Page and application data records>
****************

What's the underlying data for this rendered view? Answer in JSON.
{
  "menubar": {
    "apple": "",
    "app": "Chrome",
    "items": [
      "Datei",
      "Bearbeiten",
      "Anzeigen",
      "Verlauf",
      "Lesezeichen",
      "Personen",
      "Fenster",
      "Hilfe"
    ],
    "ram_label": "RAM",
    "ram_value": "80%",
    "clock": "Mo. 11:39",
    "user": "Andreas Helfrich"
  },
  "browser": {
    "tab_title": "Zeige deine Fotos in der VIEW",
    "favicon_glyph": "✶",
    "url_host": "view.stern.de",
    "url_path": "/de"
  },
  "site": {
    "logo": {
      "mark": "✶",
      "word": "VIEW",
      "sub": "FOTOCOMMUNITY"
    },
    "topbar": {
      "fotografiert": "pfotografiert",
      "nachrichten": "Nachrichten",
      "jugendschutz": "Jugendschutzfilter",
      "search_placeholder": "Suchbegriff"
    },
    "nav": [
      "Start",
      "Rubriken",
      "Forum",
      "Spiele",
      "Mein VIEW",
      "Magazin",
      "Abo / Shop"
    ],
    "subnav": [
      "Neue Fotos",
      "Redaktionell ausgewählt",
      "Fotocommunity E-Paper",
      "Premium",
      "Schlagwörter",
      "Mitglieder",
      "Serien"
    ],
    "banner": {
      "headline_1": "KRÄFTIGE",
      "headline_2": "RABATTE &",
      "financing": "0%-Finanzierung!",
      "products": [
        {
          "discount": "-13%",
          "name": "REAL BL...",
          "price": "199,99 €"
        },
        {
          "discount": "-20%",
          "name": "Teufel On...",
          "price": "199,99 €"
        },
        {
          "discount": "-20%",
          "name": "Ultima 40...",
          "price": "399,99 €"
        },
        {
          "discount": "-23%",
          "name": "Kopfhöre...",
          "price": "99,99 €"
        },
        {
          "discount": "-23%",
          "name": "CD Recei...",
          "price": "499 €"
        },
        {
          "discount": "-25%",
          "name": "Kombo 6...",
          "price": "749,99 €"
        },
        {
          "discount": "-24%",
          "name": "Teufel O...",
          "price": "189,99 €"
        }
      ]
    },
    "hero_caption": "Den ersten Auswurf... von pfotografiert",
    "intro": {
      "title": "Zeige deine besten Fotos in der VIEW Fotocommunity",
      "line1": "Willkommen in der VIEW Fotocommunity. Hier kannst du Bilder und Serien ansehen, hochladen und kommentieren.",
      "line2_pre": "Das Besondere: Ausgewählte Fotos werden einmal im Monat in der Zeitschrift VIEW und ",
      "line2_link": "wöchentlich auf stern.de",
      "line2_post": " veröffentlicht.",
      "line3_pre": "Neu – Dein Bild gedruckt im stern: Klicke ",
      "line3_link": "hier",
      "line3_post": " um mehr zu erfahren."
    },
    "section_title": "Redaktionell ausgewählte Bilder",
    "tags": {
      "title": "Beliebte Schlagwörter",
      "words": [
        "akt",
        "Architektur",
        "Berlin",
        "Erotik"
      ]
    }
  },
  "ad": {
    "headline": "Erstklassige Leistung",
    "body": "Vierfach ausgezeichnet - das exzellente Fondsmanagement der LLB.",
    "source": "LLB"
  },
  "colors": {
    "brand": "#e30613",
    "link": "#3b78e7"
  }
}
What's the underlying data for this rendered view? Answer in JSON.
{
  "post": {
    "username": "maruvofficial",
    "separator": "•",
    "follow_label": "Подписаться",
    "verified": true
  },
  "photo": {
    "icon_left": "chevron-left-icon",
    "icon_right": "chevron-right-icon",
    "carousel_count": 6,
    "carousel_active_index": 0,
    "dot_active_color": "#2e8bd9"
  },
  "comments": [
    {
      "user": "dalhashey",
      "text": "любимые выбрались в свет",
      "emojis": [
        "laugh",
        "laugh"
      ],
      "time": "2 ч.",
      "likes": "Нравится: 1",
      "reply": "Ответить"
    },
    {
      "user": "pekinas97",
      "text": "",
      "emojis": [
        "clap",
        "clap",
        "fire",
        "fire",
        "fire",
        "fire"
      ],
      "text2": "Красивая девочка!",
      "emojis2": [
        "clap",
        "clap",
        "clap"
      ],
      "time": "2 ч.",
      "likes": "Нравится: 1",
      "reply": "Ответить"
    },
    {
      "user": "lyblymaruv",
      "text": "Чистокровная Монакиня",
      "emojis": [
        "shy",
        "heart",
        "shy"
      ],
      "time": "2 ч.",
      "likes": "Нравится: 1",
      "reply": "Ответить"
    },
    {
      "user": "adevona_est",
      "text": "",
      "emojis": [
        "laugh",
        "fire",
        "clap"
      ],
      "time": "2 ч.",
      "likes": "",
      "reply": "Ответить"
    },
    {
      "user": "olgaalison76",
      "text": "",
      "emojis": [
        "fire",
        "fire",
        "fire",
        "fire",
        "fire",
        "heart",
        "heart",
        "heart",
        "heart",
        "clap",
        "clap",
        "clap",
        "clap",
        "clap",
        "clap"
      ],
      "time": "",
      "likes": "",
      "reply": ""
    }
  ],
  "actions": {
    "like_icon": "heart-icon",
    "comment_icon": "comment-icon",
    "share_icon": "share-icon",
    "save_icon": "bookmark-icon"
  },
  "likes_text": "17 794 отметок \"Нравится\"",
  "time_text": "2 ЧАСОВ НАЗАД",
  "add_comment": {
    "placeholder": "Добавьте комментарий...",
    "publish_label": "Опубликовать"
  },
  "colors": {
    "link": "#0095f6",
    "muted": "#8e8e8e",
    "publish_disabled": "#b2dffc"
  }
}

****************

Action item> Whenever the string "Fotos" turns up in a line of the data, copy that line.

Exercise response>
    "tab_title": "Zeige deine Fotos in der VIEW",
      "Neue Fotos",
      "title": "Zeige deine besten Fotos in der VIEW Fotocommunity",
      "line2_pre": "Das Besondere: Ausgewählte Fotos werden einmal im Monat in der Zeitschrift VIEW und ",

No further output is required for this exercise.